| ||Magnetic minerals are abundant within our Earth's crust and can retain, through one of a number of processes, a remanent magnetisation induced by the Earth's magnetic field. Analyses of palaeomagnetic samples have been used for the past fifty years to improve our understanding of many of the Earth's major processes. Recent studies utilising newly developed imaging techniques, namely holographic transmission electron microscopy, have for the first time allowed direct observations of the magnetic structure in palaeomagnetic samples on a nanoscale. It is commonly observed that igneous rocks contain closely packed magnetic lamellae with a non-magnetic matrix, a result of the chemical process of exsolution. However, the results of current micromagnetic models, generated to predict the magnetic structure within such samples, are not in agreement with these direct observations. The results do, however, show strong similarities to the direct observations. The discrepancies between the direct observations and micromagnetic models indicate a lack of understanding of the magnetic interactions within such samples. To examine this two distinct hypotheses have been tested. Firstly, the geometry of the system has been altered to examine the effect of this on the magnetic structure of the grains. Secondly, a multiphase model has been produced. This multiphase model allows the simulation of more complicated systems that include more than one magnetic material in direct contact. This multiphase model has allowed us to examine the effect of varying the exchange in these multiphase structures and its effect on the modelled magnetic structure. Further, this multiphase model has allowed us to examine theoretical systems involving combinations of magnetic materials commonly found in palaeomagnetic samples. |
|2 March 2011 5pm||Darren Wilkinson ||«The Geochemistry of Eclogites in Western Norway: What the world's prettiest rock can tell us!»||Room 304b, Grant Institute|

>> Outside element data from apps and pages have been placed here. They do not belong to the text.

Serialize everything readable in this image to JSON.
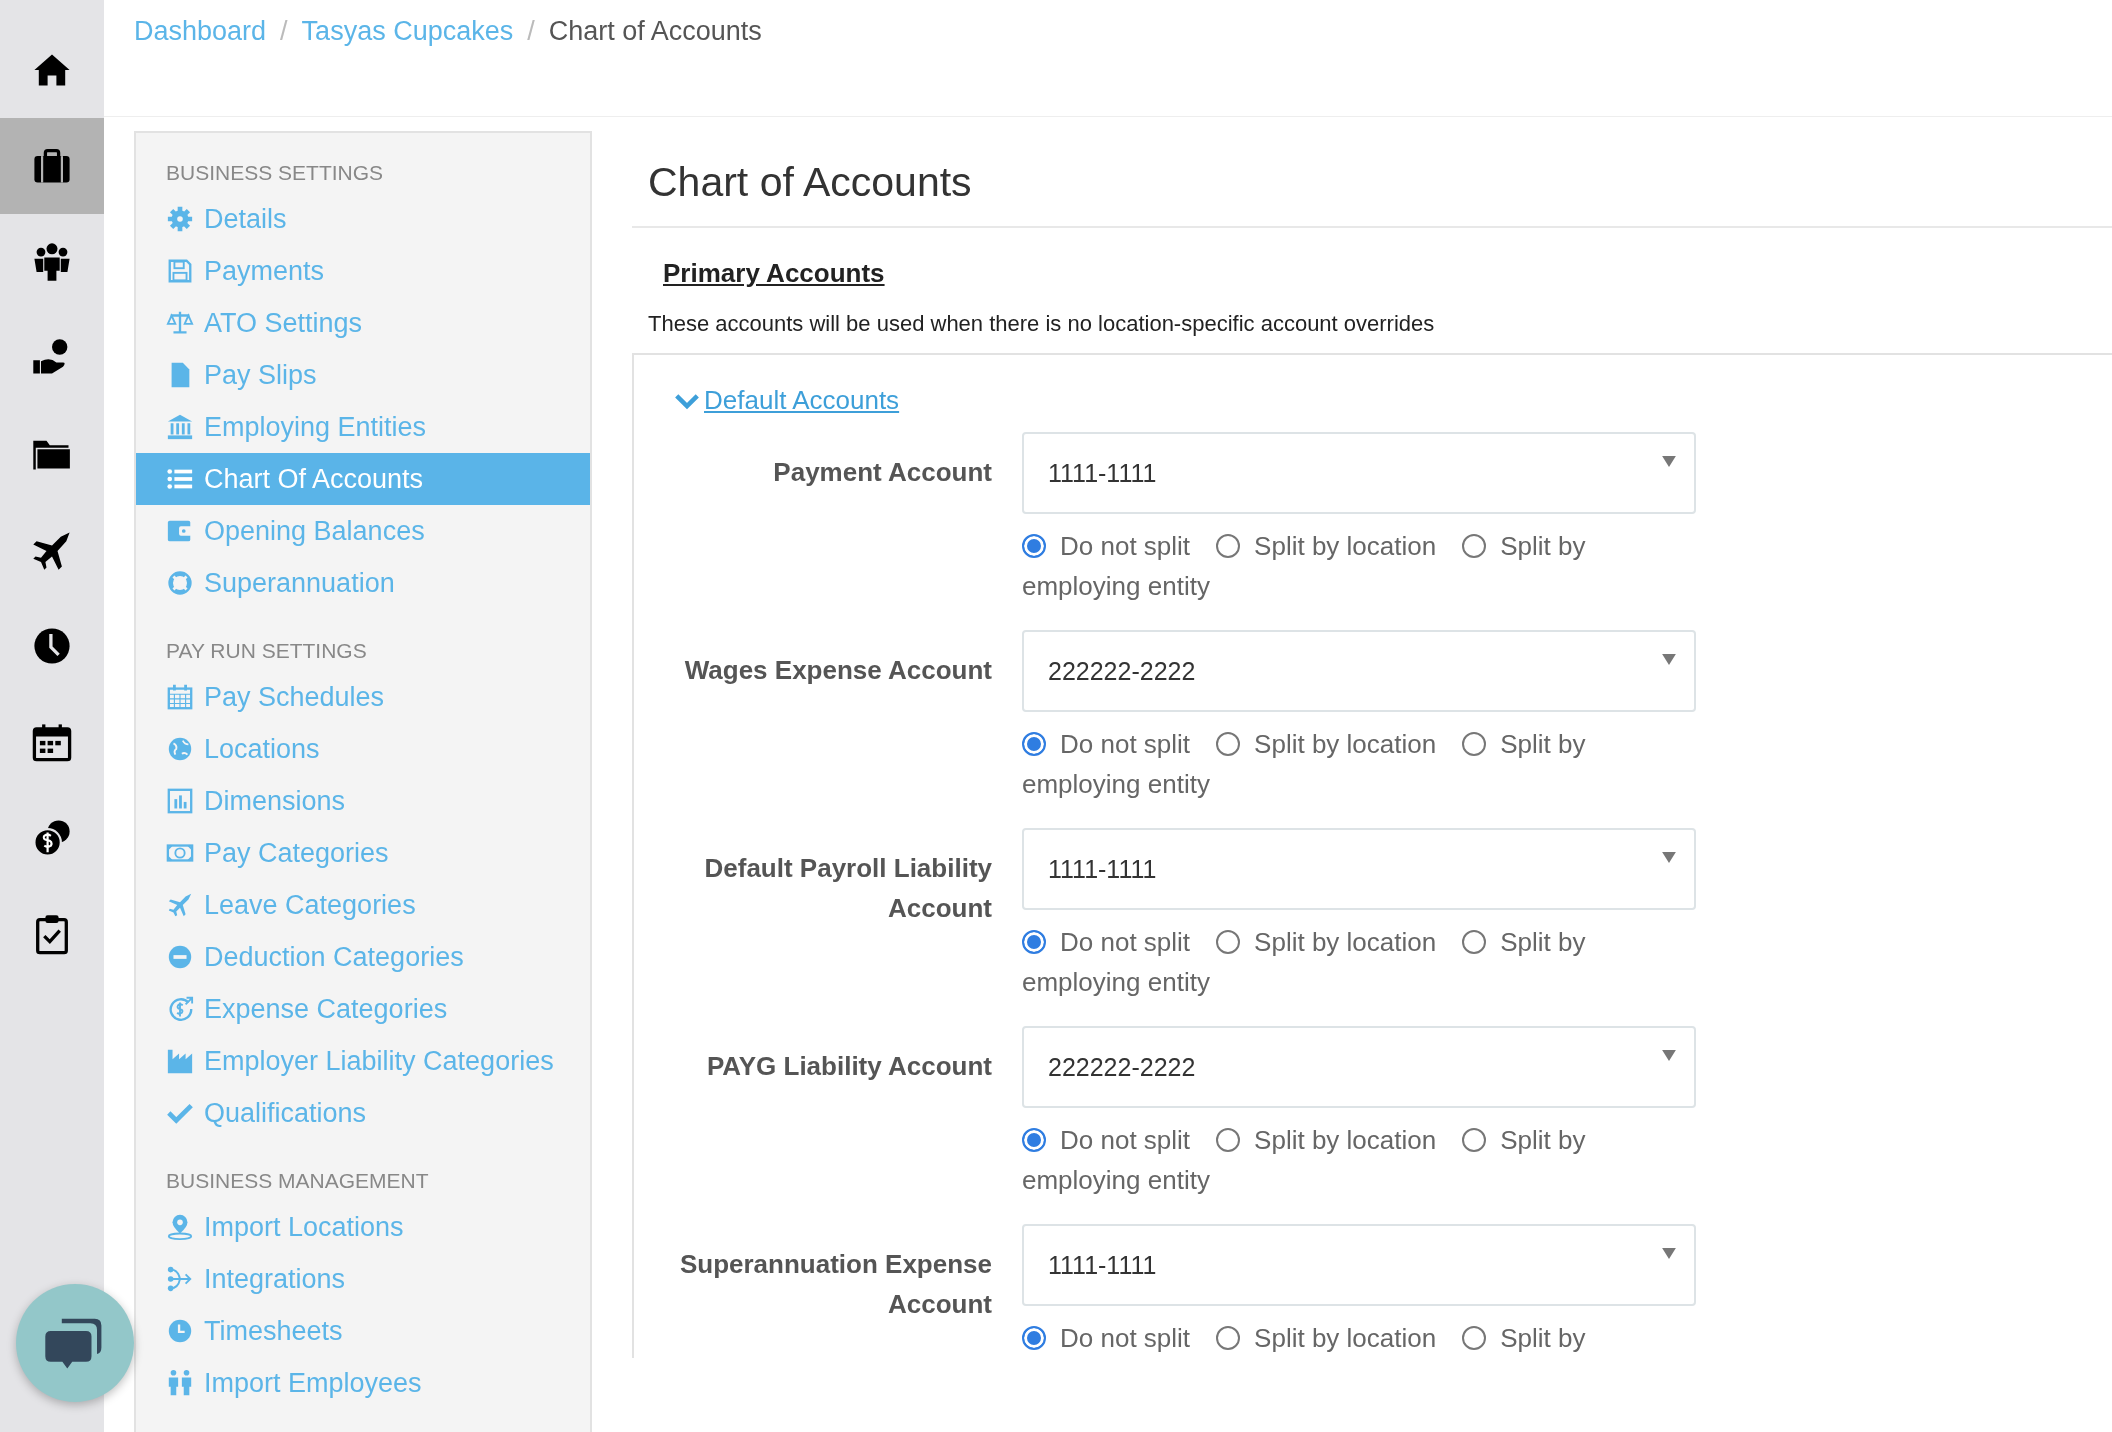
{
  "rail": [
    {
      "selected": false
    },
    {
      "selected": true
    },
    {
      "selected": false
    },
    {
      "selected": false
    },
    {
      "selected": false
    },
    {
      "selected": false
    },
    {
      "selected": false
    },
    {
      "selected": false
    },
    {
      "selected": false
    },
    {
      "selected": false
    }
  ],
  "breadcrumb": {
    "separator": "/",
    "items": [
      {
        "label": "Dashboard",
        "link": true
      },
      {
        "label": "Tasyas Cupcakes",
        "link": true
      },
      {
        "label": "Chart of Accounts",
        "link": false
      }
    ]
  },
  "sidebar": {
    "sections": [
      {
        "heading": "BUSINESS SETTINGS",
        "items": [
          {
            "label": "Details",
            "selected": false
          },
          {
            "label": "Payments",
            "selected": false
          },
          {
            "label": "ATO Settings",
            "selected": false
          },
          {
            "label": "Pay Slips",
            "selected": false
          },
          {
            "label": "Employing Entities",
            "selected": false
          },
          {
            "label": "Chart Of Accounts",
            "selected": true
          },
          {
            "label": "Opening Balances",
            "selected": false
          },
          {
            "label": "Superannuation",
            "selected": false
          }
        ]
      },
      {
        "heading": "PAY RUN SETTINGS",
        "items": [
          {
            "label": "Pay Schedules",
            "selected": false
          },
          {
            "label": "Locations",
            "selected": false
          },
          {
            "label": "Dimensions",
            "selected": false
          },
          {
            "label": "Pay Categories",
            "selected": false
          },
          {
            "label": "Leave Categories",
            "selected": false
          },
          {
            "label": "Deduction Categories",
            "selected": false
          },
          {
            "label": "Expense Categories",
            "selected": false
          },
          {
            "label": "Employer Liability Categories",
            "selected": false
          },
          {
            "label": "Qualifications",
            "selected": false
          }
        ]
      },
      {
        "heading": "BUSINESS MANAGEMENT",
        "items": [
          {
            "label": "Import Locations",
            "selected": false
          },
          {
            "label": "Integrations",
            "selected": false
          },
          {
            "label": "Timesheets",
            "selected": false
          },
          {
            "label": "Import Employees",
            "selected": false
          }
        ]
      }
    ]
  },
  "page": {
    "title": "Chart of Accounts",
    "section_title": "Primary Accounts",
    "description": "These accounts will be used when there is no location-specific account overrides",
    "group": {
      "label": "Default Accounts",
      "expanded": true,
      "accounts": [
        {
          "label": "Payment Account",
          "value": "1111-1111",
          "options": [
            {
              "lines": [
                "Do not split"
              ],
              "selected": true
            },
            {
              "lines": [
                "Split by location"
              ],
              "selected": false
            },
            {
              "lines": [
                "Split by",
                "employing entity"
              ],
              "selected": false
            }
          ]
        },
        {
          "label": "Wages Expense Account",
          "value": "222222-2222",
          "options": [
            {
              "lines": [
                "Do not split"
              ],
              "selected": true
            },
            {
              "lines": [
                "Split by location"
              ],
              "selected": false
            },
            {
              "lines": [
                "Split by",
                "employing entity"
              ],
              "selected": false
            }
          ]
        },
        {
          "label": "Default Payroll Liability Account",
          "value": "1111-1111",
          "options": [
            {
              "lines": [
                "Do not split"
              ],
              "selected": true
            },
            {
              "lines": [
                "Split by location"
              ],
              "selected": false
            },
            {
              "lines": [
                "Split by",
                "employing entity"
              ],
              "selected": false
            }
          ]
        },
        {
          "label": "PAYG Liability Account",
          "value": "222222-2222",
          "options": [
            {
              "lines": [
                "Do not split"
              ],
              "selected": true
            },
            {
              "lines": [
                "Split by location"
              ],
              "selected": false
            },
            {
              "lines": [
                "Split by",
                "employing entity"
              ],
              "selected": false
            }
          ]
        },
        {
          "label": "Superannuation Expense Account",
          "value": "1111-1111",
          "options": [
            {
              "lines": [
                "Do not split"
              ],
              "selected": true
            },
            {
              "lines": [
                "Split by location"
              ],
              "selected": false
            },
            {
              "lines": [
                "Split by"
              ],
              "selected": false
            }
          ]
        }
      ]
    }
  }
}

| ||Darren will discuss how he plans to use eclogites to understand some important processes in subduction zones, and also to determine the tectonic environment of the original igneous protolith!|